--- Records ---

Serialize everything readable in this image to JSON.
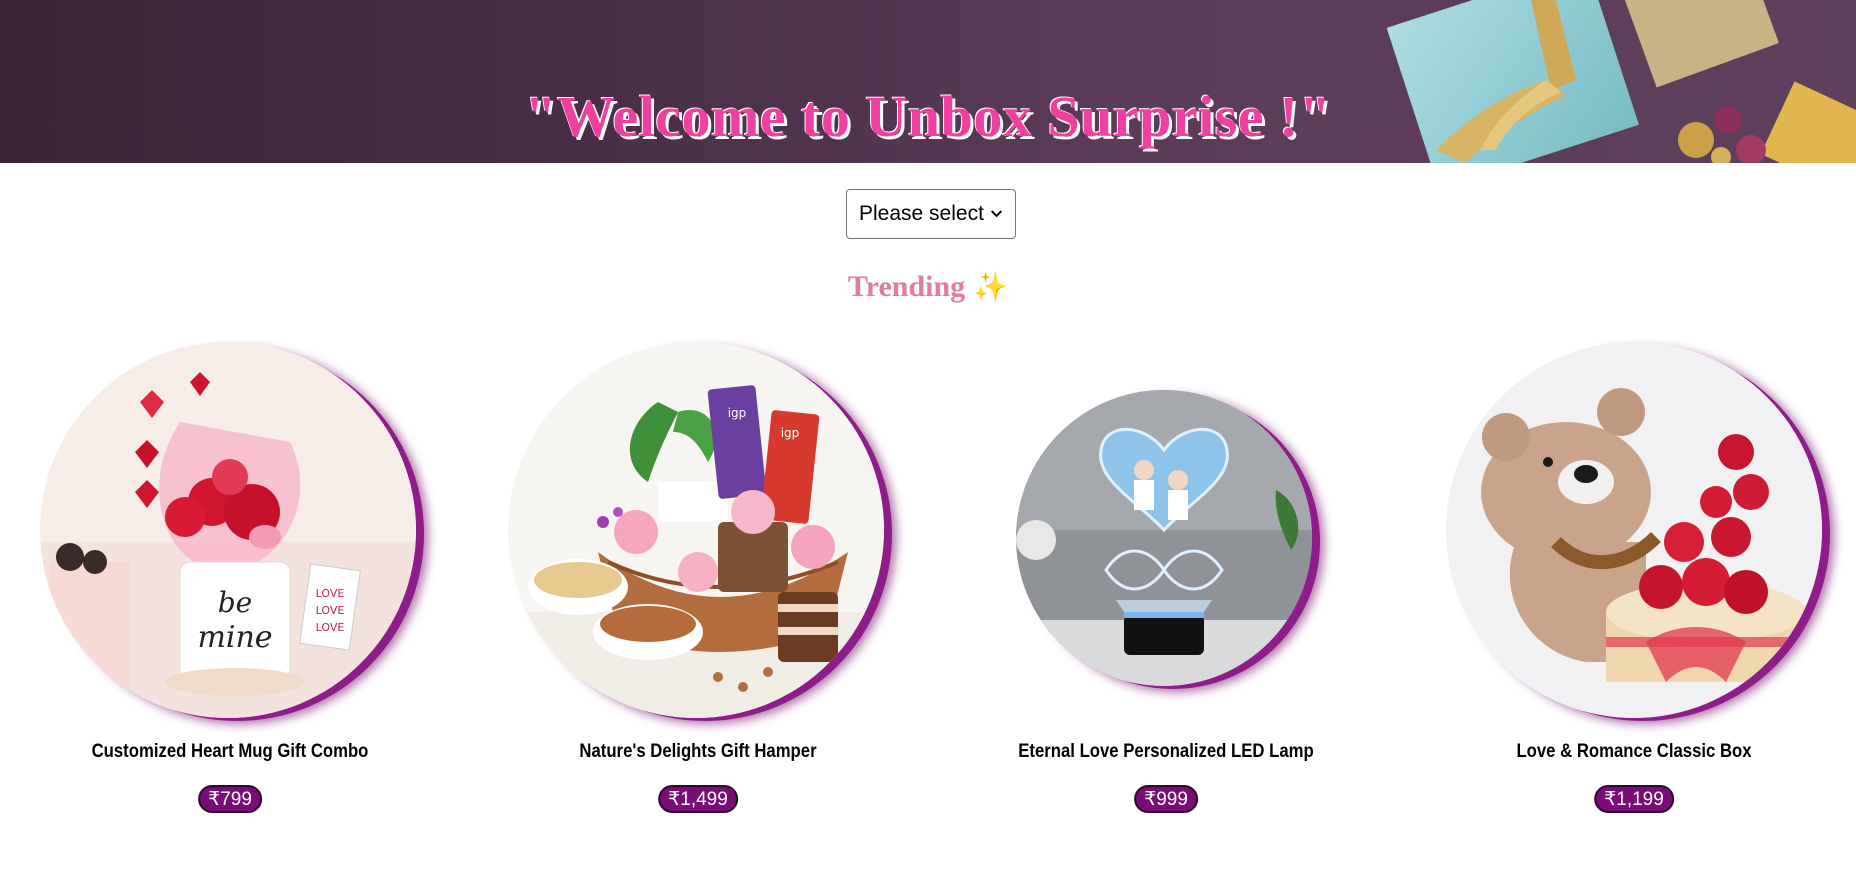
{
  "banner": {
    "title": "\"Welcome to Unbox Surprise !\""
  },
  "category_select": {
    "selected": "Please select"
  },
  "section": {
    "heading": "Trending",
    "heading_icon": "sparkles-icon"
  },
  "products": [
    {
      "name": "Customized Heart Mug Gift Combo",
      "price": "₹799"
    },
    {
      "name": "Nature's Delights Gift Hamper",
      "price": "₹1,499"
    },
    {
      "name": "Eternal Love Personalized LED Lamp",
      "price": "₹999"
    },
    {
      "name": "Love & Romance Classic Box",
      "price": "₹1,199"
    }
  ],
  "colors": {
    "title_pink": "#ef3fa0",
    "trending_pink": "#e07c9c",
    "price_purple": "#7a0c78",
    "disc_shadow": "#8e1c89",
    "banner_bg": "#4a3048"
  }
}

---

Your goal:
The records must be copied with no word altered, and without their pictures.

Solution:
Serialize everything readable in this image to JSON.
{
  "banner": {
    "title": "\"Welcome to Unbox Surprise !\""
  },
  "category_select": {
    "selected": "Please select"
  },
  "section": {
    "heading": "Trending",
    "heading_icon": "sparkles-icon"
  },
  "products": [
    {
      "name": "Customized Heart Mug Gift Combo",
      "price": "₹799"
    },
    {
      "name": "Nature's Delights Gift Hamper",
      "price": "₹1,499"
    },
    {
      "name": "Eternal Love Personalized LED Lamp",
      "price": "₹999"
    },
    {
      "name": "Love & Romance Classic Box",
      "price": "₹1,199"
    }
  ],
  "colors": {
    "title_pink": "#ef3fa0",
    "trending_pink": "#e07c9c",
    "price_purple": "#7a0c78",
    "disc_shadow": "#8e1c89",
    "banner_bg": "#4a3048"
  }
}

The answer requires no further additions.